Multipotent mesenchymal stromal cells [also referred to as mesenchymal stem cells (MSCs)] as was previously described, are a heterogeneous subset of stromal cells with regenerative potential. Their present tropism for inflamed sites including tumors lesion may be adverse or therapeutic effects arising from MSC administration; in this context, their potential for producing trophic and immunomodulatory factors raises the question as to whether MSCs promote or interact with a tumor microenvironment. Previous studies show a paradoxical effect regarding MSCs, which seems to depend on isolation and expansion, cells source, dose and both route and timing of administration. The occurrence of neoplastic transformation in ex vivo expanded MSCs after a long-term culture has been reported, however, this event has been subsequently described as uncommon, with an estimated frequency of <10−9. Furthermore, neither ectopic tissue formation nor MSC-originating tumors have ever been reported so far in hundreds of patients treated with MSC therapy.

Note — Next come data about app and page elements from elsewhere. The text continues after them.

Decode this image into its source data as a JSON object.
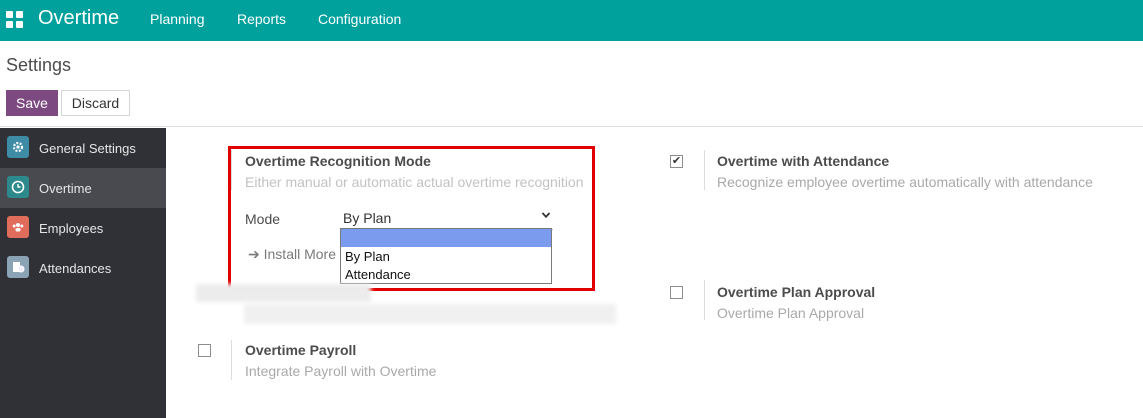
{
  "navbar": {
    "app_name": "Overtime",
    "menu": [
      "Planning",
      "Reports",
      "Configuration"
    ],
    "apps_icon": "grid-icon"
  },
  "control_panel": {
    "title": "Settings",
    "save_label": "Save",
    "discard_label": "Discard"
  },
  "sidebar": {
    "items": [
      {
        "label": "General Settings",
        "icon": "gear-icon",
        "color": "#3e8ba5"
      },
      {
        "label": "Overtime",
        "icon": "clock-icon",
        "color": "#2d8a8c",
        "active": true
      },
      {
        "label": "Employees",
        "icon": "people-icon",
        "color": "#e06c5b"
      },
      {
        "label": "Attendances",
        "icon": "badge-icon",
        "color": "#8aa3b5"
      }
    ]
  },
  "settings": {
    "recognition": {
      "title": "Overtime Recognition Mode",
      "description": "Either manual or automatic actual overtime recognition",
      "mode_label": "Mode",
      "mode_value": "By Plan",
      "options": [
        "",
        "By Plan",
        "Attendance"
      ],
      "install_more": "Install More"
    },
    "attendance": {
      "title": "Overtime with Attendance",
      "description": "Recognize employee overtime automatically with attendance",
      "checked": true
    },
    "plan_approval": {
      "title": "Overtime Plan Approval",
      "description": "Overtime Plan Approval",
      "checked": false
    },
    "payroll": {
      "title": "Overtime Payroll",
      "description": "Integrate Payroll with Overtime",
      "checked": false
    }
  },
  "colors": {
    "navbar": "#00a09d",
    "primary_button": "#7c4a80",
    "sidebar": "#2f3136",
    "highlight_border": "#e00000"
  }
}
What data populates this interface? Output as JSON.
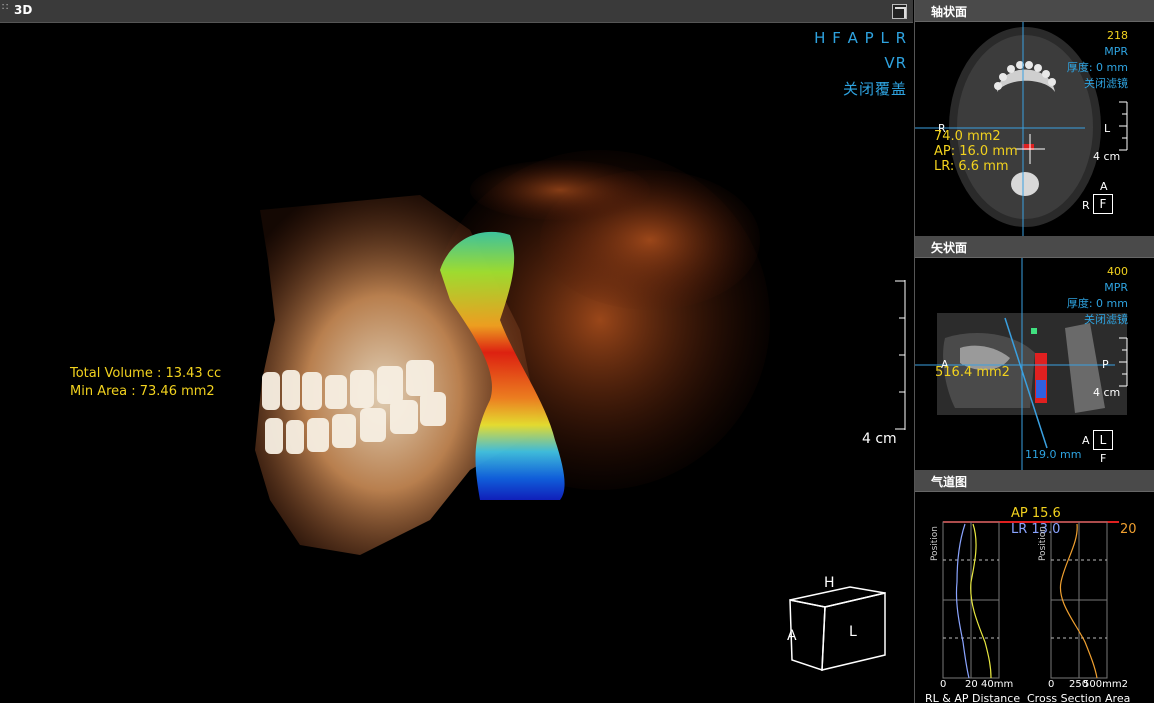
{
  "main": {
    "title": "3D",
    "orientation": "H F A P L R",
    "render_mode": "VR",
    "overlay_toggle": "关闭覆盖",
    "measure": {
      "volume": "Total Volume : 13.43 cc",
      "min_area": "Min Area : 73.46 mm2"
    },
    "scale_label": "4 cm",
    "cube": {
      "top": "H",
      "left": "A",
      "front": "L"
    }
  },
  "axial": {
    "title": "轴状面",
    "slice": "218",
    "mode": "MPR",
    "thickness": "厚度: 0 mm",
    "filter": "关闭滤镜",
    "area": "74.0 mm2",
    "ap": "AP: 16.0 mm",
    "lr": "LR: 6.6 mm",
    "left_marker": "R",
    "right_marker": "L",
    "scale": "4 cm",
    "bottom_marker": "A",
    "box_left": "R",
    "box": "F"
  },
  "sagittal": {
    "title": "矢状面",
    "slice": "400",
    "mode": "MPR",
    "thickness": "厚度: 0 mm",
    "filter": "关闭滤镜",
    "area": "516.4 mm2",
    "left_marker": "A",
    "right_marker": "P",
    "scale": "4 cm",
    "length": "119.0 mm",
    "box_left": "A",
    "box": "L",
    "bottom_marker": "F"
  },
  "airway": {
    "title": "气道图",
    "ap_label": "AP 15.6",
    "lr_label": "LR 13.0",
    "right_value": "20",
    "position_label": "Position",
    "chart1_ticks": [
      "0",
      "20",
      "40mm"
    ],
    "chart2_ticks": [
      "0",
      "250",
      "500mm2"
    ],
    "footer1": "RL & AP Distance",
    "footer2": "Cross Section Area",
    "colors": {
      "ap": "#e8e840",
      "lr": "#8aa4ff",
      "area": "#f0a030",
      "top_line": "#e02020"
    }
  }
}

The biosafety of these cells, both in precancerous and cancerous environments, has been little investigated to date. We found in an animal model of oral cancer that locally or systemically administered allogeneic MSCs do not aggravate the progression of precancerous lesions. Moreover, they preclude cancer progression and tumor growth, particularly at papilloma stage.
Part of the book: Stromal Cells